BOOK REVIEW: The Paying Guest by George Gissing

After stumbling across references to George Gissing, a masterful late nineteenth century novelist, and then reading the superb book New Grub Street, I was intrigued to find one of his novellas, The Paying Guest, in our library’s online catalogue. It was initially published in 1895. My library’s copy is a reprint from 1968.

The book can be read in one sitting. It’s written in that wonderful, straightforward nineteenth century style. The principal characters are the Mumfords and Miss Louise Derrick.

The Mumfords are a respectable middle-class London couple who have taken a house in the suburbs for the health of Mrs. Mumford and their two-year-old son. They have a quiet, affectionate marriage. They are not financially constrained, but Mr. Mumford isn’t making much extra. So when he notices an ad in his newspaper, a young woman looking to take a room outside of London, he points it out to his wife. They have plenty of space, and a little extra money would be nice. So they reply to the ad.

After some awkwardness, the paying guest settles in. She is Louise Derrick, a working-class girl with ambition to raise herself but little formal education, a too-forward interest in men, a quick temper, and a wealthy stepfather who is so desperate to get her out of the house that he’s willing to pay anything to lodge her elsewhere. (It seems a Mr. Bowling, who was courting Louise’s stepsister, has shifted his attention to Louise.) There is a vulgarness about the situation and Louise’s family that puts the Mumfords off, but they don’t find Louise so bad. And they do want the money.

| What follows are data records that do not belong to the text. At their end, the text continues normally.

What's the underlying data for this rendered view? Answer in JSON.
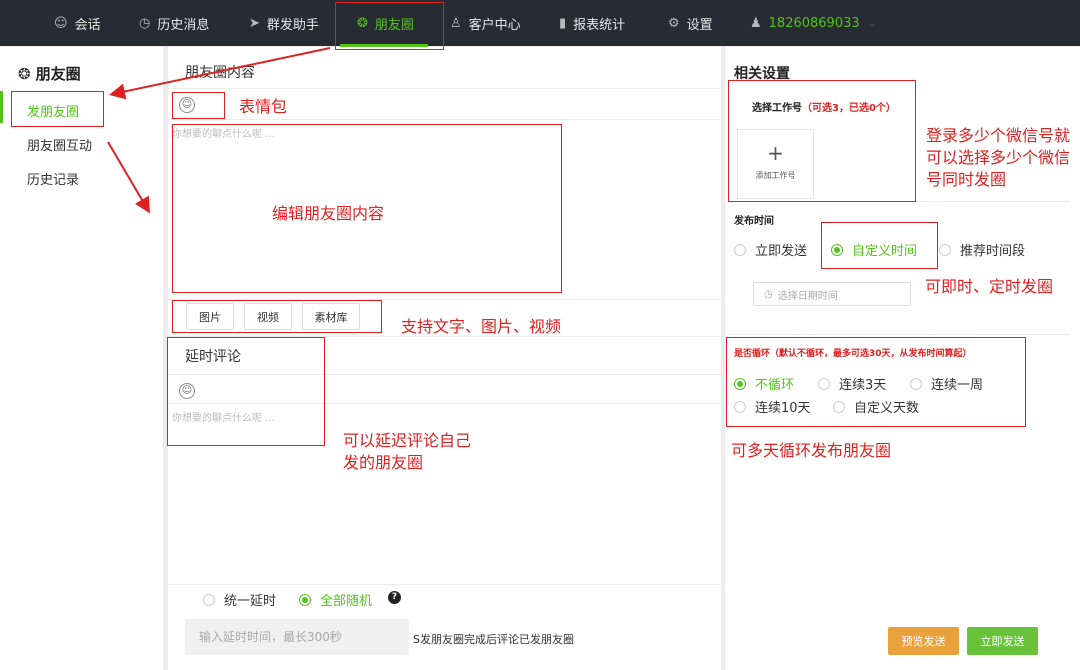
{
  "nav": {
    "items": [
      {
        "icon": "chat-bubble-icon",
        "label": "会话"
      },
      {
        "icon": "clock-icon",
        "label": "历史消息"
      },
      {
        "icon": "paper-plane-icon",
        "label": "群发助手"
      },
      {
        "icon": "aperture-icon",
        "label": "朋友圈"
      },
      {
        "icon": "user-icon",
        "label": "客户中心"
      },
      {
        "icon": "bar-chart-icon",
        "label": "报表统计"
      },
      {
        "icon": "gear-icon",
        "label": "设置"
      }
    ],
    "active": "朋友圈",
    "phone": "18260869033",
    "accent_color": "#52c41a"
  },
  "sidebar": {
    "title": "朋友圈",
    "items": [
      "发朋友圈",
      "朋友圈互动",
      "历史记录"
    ],
    "active": "发朋友圈"
  },
  "middle": {
    "title": "朋友圈内容",
    "placeholder": "你想要的聊点什么呢 ...",
    "media_buttons": [
      "图片",
      "视频",
      "素材库"
    ],
    "delay_title": "延时评论",
    "delay_placeholder": "你想要的聊点什么呢 ...",
    "delay_modes": [
      "统一延时",
      "全部随机"
    ],
    "delay_mode_selected": "全部随机",
    "help": "?",
    "delay_input_placeholder": "输入延时时间，最长300秒",
    "delay_suffix": "S发朋友圈完成后评论已发朋友圈"
  },
  "right": {
    "title": "相关设置",
    "account_label": "选择工作号",
    "account_hint": "（可选3，已选0个）",
    "add_plus": "+",
    "add_label": "添加工作号",
    "publish_time_label": "发布时间",
    "publish_options": [
      "立即发送",
      "自定义时间",
      "推荐时间段"
    ],
    "publish_selected": "自定义时间",
    "date_placeholder": "选择日期时间",
    "loop_label": "是否循环（默认不循环，最多可选30天，从发布时间算起）",
    "loop_options": [
      "不循环",
      "连续3天",
      "连续一周",
      "连续10天",
      "自定义天数"
    ],
    "loop_selected": "不循环",
    "preview_button": "预览发送",
    "send_button": "立即发送",
    "preview_color": "#e9a23b",
    "send_color": "#67c23a"
  },
  "annotations": {
    "emoji": "表情包",
    "edit": "编辑朋友圈内容",
    "media": "支持文字、图片、视频",
    "delay": "可以延迟评论自己发的朋友圈",
    "accounts": "登录多少个微信号就可以选择多少个微信号同时发圈",
    "timing": "可即时、定时发圈",
    "loop": "可多天循环发布朋友圈",
    "color": "#e02020"
  }
}
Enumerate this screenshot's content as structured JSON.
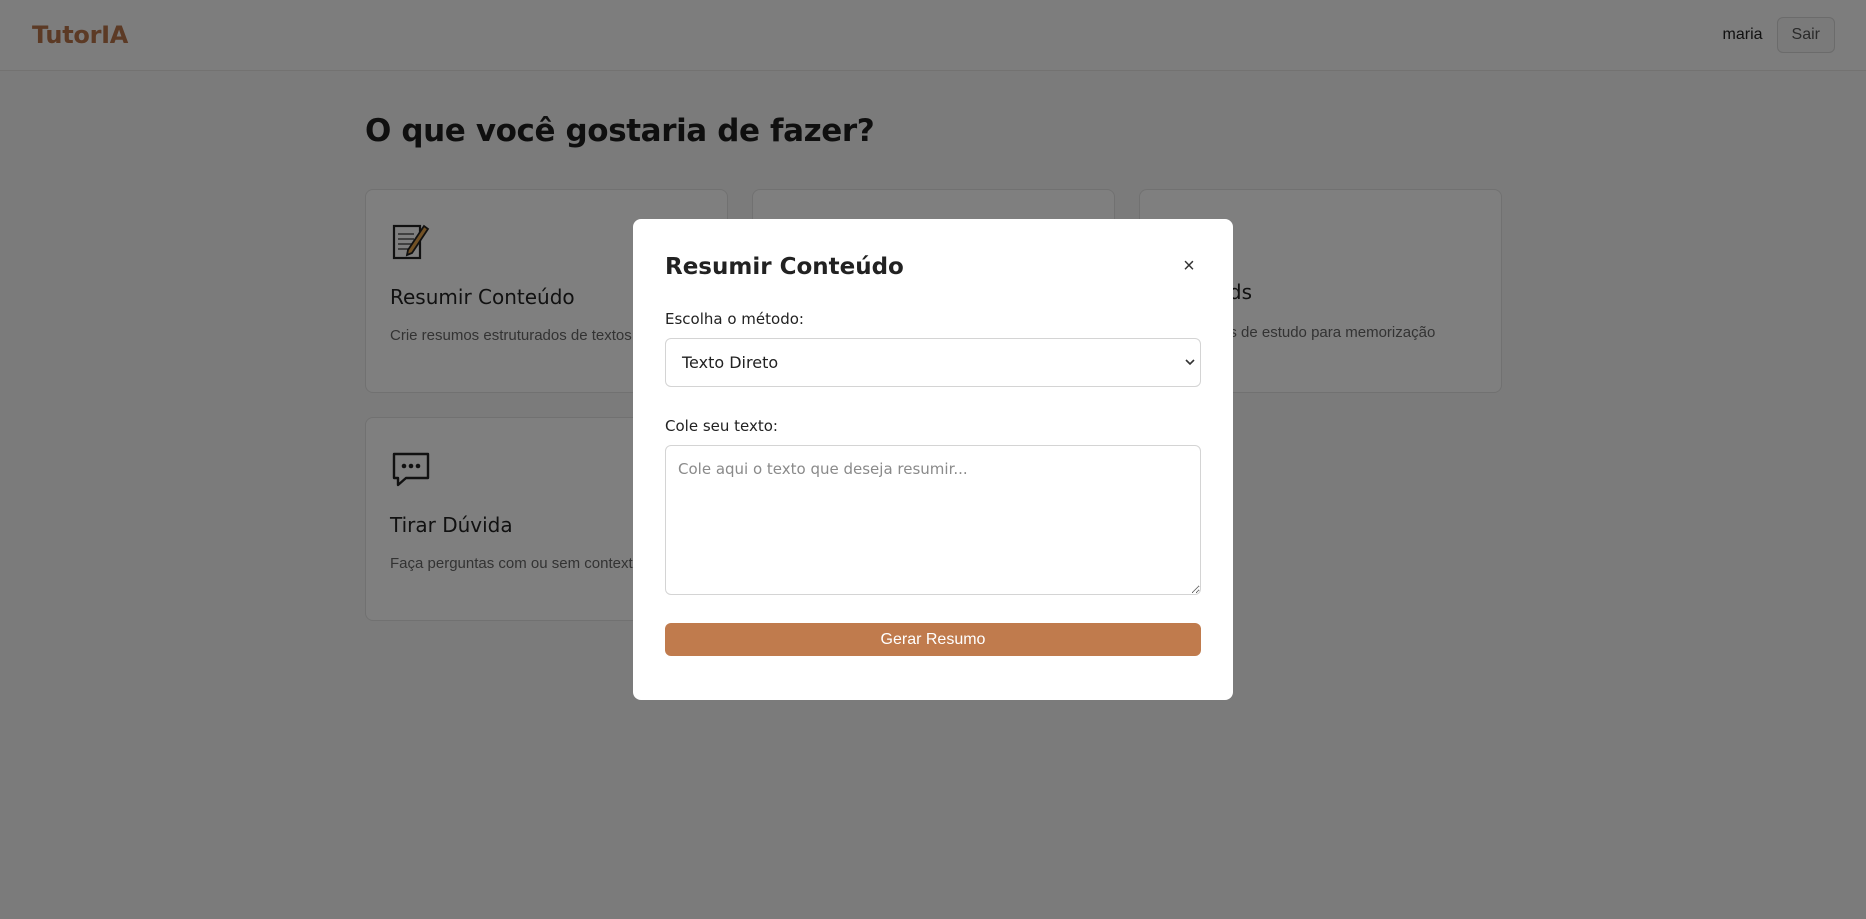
{
  "header": {
    "brand": "TutorIA",
    "username": "maria",
    "logout_label": "Sair"
  },
  "main": {
    "title": "O que você gostaria de fazer?",
    "cards": [
      {
        "icon": "memo-icon",
        "title": "Resumir Conteúdo",
        "description": "Crie resumos estruturados de textos"
      },
      {
        "icon": "",
        "title": "",
        "description": ""
      },
      {
        "icon": "",
        "title": "rds",
        "description": "es de estudo para memorização"
      },
      {
        "icon": "speech-bubble-icon",
        "title": "Tirar Dúvida",
        "description": "Faça perguntas com ou sem context"
      }
    ]
  },
  "modal": {
    "title": "Resumir Conteúdo",
    "close_label": "×",
    "method_label": "Escolha o método:",
    "method_value": "Texto Direto",
    "text_label": "Cole seu texto:",
    "text_placeholder": "Cole aqui o texto que deseja resumir...",
    "text_value": "",
    "submit_label": "Gerar Resumo"
  },
  "colors": {
    "brand": "#b8744a",
    "accent_button": "#c07b4d",
    "overlay": "rgba(0,0,0,0.5)"
  }
}
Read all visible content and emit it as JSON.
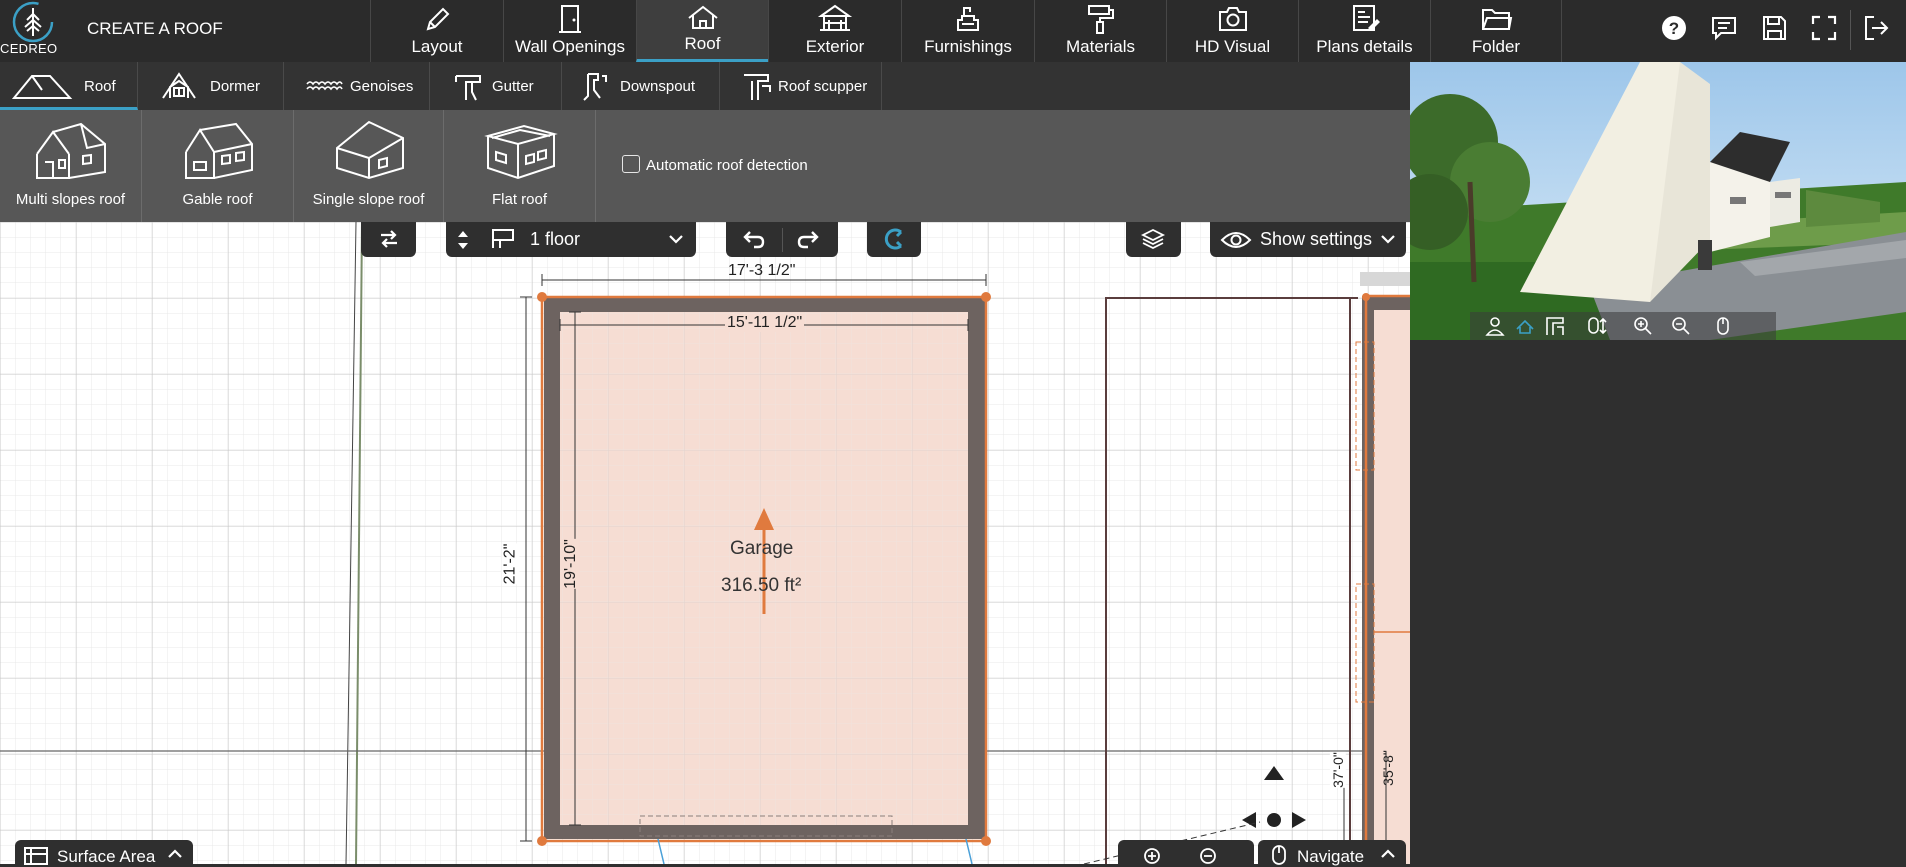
{
  "app": {
    "logo_text": "CEDREO",
    "title": "CREATE A ROOF"
  },
  "main_tabs": [
    {
      "label": "Layout",
      "icon": "pencil-icon"
    },
    {
      "label": "Wall Openings",
      "icon": "door-icon"
    },
    {
      "label": "Roof",
      "icon": "house-roof-icon",
      "active": true
    },
    {
      "label": "Exterior",
      "icon": "terrace-icon"
    },
    {
      "label": "Furnishings",
      "icon": "armchair-lamp-icon"
    },
    {
      "label": "Materials",
      "icon": "paint-roller-icon"
    },
    {
      "label": "HD Visual",
      "icon": "camera-icon"
    },
    {
      "label": "Plans details",
      "icon": "plans-icon"
    },
    {
      "label": "Folder",
      "icon": "folder-icon"
    }
  ],
  "toolbar_icons": [
    "help-icon",
    "comment-icon",
    "save-icon",
    "fullscreen-icon",
    "logout-icon"
  ],
  "sub_tabs": [
    {
      "label": "Roof",
      "icon": "roof-icon",
      "active": true
    },
    {
      "label": "Dormer",
      "icon": "dormer-icon"
    },
    {
      "label": "Genoises",
      "icon": "genoises-icon"
    },
    {
      "label": "Gutter",
      "icon": "gutter-icon"
    },
    {
      "label": "Downspout",
      "icon": "downspout-icon"
    },
    {
      "label": "Roof scupper",
      "icon": "roof-scupper-icon"
    }
  ],
  "roof_types": [
    {
      "label": "Multi slopes roof",
      "icon": "multi-slopes-roof-icon"
    },
    {
      "label": "Gable roof",
      "icon": "gable-roof-icon"
    },
    {
      "label": "Single slope roof",
      "icon": "single-slope-roof-icon"
    },
    {
      "label": "Flat roof",
      "icon": "flat-roof-icon"
    }
  ],
  "auto_detect": {
    "label": "Automatic roof detection",
    "checked": false
  },
  "canvas_controls": {
    "floor_select": "1 floor",
    "show_settings": "Show settings",
    "surface_area": "Surface Area",
    "navigate": "Navigate"
  },
  "plan": {
    "room_name": "Garage",
    "room_area": "316.50 ft²",
    "dim_top_outer": "17'-3 1/2\"",
    "dim_top_inner": "15'-11 1/2\"",
    "dim_left_outer": "21'-2\"",
    "dim_left_inner": "19'-10\"",
    "dim_right_a": "37'-0\"",
    "dim_right_b": "35'-8\""
  },
  "colors": {
    "accent": "#3ba0c6",
    "wall": "#6d6360",
    "room_fill": "#f6ddd3",
    "selection": "#e07a3e"
  }
}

Well, Louise is that bad. She can behave well for a few days at a stretch, but she’s restless, untruthful, attention-seeking, and manipulative. She is being courted not just by her stepsister’s ex-fiancĂ©, but also by a rough working class man with a temper to match her own. She doesn’t think he is quite good enough for her. She (and her mother) both hope the Mumfords will introduce her to better.

The classes clash. Louise is the nightmare guest who refuses to leave. The Mumfords, trapped by their own politeness and disgust for “scenes,” are unable to throw her out, even after her stepfather cuts off payment for her lodging.

Anxiety levels are high all around. Mrs. Mumford even begins to question her husband’s interactions with Louise. Her suspicion appalls them both.

It takes a cataclysmic event (which, when the dust settles, wasn’t really that cataclysmic) to dislodge the girl from their lives.

It isn’t a deep book. And there are plenty of contemporary examples of this type of plot that are likely more amusing and more hair-raising. Yet the social class difference gives this novel some poignancy and punch. And it’s fascinating to see that the trope of the obnoxious, disruptive guest who just won’t go was as disturbing and darkly comic in the nineteenth century as it is today.

1 comment:

  1. Fun to read about a 19th century story on the clashing classes.